Data entries:
═══

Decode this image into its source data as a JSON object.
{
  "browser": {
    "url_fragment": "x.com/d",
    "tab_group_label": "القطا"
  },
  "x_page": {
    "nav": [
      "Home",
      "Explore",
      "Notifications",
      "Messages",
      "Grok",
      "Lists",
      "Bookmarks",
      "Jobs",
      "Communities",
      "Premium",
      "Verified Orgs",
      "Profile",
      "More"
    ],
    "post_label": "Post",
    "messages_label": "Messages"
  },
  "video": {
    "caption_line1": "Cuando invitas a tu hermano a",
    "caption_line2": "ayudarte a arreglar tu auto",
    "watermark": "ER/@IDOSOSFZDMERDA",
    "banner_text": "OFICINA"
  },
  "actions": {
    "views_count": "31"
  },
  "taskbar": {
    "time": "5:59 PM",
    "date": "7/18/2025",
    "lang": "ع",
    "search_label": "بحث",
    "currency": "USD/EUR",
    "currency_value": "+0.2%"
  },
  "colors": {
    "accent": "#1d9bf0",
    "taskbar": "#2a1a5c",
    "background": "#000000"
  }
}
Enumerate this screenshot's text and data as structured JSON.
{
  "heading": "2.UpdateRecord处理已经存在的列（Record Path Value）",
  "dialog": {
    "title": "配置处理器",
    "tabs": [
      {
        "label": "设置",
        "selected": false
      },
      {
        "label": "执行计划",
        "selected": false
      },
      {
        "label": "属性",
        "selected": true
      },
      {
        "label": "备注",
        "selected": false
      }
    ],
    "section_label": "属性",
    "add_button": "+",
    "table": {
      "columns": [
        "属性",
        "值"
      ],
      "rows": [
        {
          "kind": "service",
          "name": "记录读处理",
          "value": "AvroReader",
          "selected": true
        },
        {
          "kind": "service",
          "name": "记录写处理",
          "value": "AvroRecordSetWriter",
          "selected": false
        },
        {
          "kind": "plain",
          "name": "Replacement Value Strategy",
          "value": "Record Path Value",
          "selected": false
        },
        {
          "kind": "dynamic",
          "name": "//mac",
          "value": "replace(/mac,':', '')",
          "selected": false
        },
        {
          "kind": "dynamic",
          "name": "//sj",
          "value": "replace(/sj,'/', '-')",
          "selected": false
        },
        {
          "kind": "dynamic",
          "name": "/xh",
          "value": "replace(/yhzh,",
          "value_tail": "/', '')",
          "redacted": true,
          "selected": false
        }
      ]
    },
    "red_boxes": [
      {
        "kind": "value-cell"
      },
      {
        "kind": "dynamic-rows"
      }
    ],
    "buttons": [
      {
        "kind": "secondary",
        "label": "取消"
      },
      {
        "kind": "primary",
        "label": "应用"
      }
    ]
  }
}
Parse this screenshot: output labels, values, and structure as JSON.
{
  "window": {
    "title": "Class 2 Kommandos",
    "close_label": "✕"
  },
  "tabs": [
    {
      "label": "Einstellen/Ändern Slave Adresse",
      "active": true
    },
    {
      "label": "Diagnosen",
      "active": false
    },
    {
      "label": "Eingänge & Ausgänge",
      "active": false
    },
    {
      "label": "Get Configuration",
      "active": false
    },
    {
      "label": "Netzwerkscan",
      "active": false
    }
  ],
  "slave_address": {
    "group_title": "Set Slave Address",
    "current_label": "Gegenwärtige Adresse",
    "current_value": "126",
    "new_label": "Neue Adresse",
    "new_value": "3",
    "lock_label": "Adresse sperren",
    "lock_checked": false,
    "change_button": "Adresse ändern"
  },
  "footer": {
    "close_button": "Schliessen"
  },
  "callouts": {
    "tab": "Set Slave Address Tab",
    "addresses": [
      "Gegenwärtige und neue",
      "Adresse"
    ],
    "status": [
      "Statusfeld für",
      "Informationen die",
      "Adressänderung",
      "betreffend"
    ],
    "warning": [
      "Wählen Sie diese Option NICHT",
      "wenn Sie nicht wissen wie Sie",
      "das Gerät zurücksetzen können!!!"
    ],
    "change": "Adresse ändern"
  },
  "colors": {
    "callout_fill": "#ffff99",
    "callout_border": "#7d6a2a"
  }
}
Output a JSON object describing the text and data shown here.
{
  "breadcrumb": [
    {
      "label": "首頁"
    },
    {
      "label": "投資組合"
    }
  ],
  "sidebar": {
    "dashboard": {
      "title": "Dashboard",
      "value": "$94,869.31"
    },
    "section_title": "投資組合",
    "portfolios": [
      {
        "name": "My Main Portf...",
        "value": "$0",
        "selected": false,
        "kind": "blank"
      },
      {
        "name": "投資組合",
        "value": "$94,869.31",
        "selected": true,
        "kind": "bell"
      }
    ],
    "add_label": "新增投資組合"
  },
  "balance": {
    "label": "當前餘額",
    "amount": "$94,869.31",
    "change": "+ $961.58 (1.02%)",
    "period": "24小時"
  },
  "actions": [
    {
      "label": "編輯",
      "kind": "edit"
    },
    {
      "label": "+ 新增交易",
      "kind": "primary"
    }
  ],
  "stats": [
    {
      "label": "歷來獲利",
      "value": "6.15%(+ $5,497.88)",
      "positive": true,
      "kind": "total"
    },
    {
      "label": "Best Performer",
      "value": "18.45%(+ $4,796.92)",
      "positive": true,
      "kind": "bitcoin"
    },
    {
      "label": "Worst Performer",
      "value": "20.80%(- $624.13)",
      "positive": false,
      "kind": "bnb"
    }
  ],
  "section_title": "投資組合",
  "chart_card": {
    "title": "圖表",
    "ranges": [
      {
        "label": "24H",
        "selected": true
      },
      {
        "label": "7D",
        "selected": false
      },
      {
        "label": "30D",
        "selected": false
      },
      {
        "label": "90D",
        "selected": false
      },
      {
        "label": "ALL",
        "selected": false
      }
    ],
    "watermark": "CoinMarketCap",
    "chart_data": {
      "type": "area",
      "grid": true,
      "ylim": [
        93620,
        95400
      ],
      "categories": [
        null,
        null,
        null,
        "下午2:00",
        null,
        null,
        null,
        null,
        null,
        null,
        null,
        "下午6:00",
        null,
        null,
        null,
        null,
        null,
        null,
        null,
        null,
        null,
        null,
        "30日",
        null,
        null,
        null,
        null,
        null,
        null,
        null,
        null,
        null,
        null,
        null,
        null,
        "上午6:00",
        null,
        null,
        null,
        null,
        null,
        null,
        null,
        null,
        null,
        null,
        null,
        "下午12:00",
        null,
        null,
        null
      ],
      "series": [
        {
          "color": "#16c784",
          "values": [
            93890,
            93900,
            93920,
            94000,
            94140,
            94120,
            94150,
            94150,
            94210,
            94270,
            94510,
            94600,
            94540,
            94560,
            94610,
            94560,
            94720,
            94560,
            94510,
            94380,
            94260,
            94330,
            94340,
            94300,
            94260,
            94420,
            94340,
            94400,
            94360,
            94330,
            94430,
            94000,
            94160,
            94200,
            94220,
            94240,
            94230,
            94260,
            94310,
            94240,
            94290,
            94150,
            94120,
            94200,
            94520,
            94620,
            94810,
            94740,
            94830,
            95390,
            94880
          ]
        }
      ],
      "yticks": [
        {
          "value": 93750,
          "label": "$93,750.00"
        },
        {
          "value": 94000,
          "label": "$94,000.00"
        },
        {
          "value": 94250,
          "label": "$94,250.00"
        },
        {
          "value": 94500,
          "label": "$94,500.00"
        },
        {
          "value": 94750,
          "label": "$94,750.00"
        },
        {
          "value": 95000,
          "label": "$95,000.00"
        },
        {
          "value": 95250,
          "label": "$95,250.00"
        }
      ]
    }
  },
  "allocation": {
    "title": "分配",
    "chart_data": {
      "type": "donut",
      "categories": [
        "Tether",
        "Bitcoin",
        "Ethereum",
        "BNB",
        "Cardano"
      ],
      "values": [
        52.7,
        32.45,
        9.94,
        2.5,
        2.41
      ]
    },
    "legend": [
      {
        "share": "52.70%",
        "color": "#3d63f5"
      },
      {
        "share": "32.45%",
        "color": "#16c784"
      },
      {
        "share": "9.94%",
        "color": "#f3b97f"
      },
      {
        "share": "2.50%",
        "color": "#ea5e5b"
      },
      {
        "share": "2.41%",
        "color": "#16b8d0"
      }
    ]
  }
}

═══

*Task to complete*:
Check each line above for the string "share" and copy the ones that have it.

*Exercise response*:
        "share": "52.70%",
        "share": "32.45%",
        "share": "9.94%",
        "share": "2.50%",
        "share": "2.41%",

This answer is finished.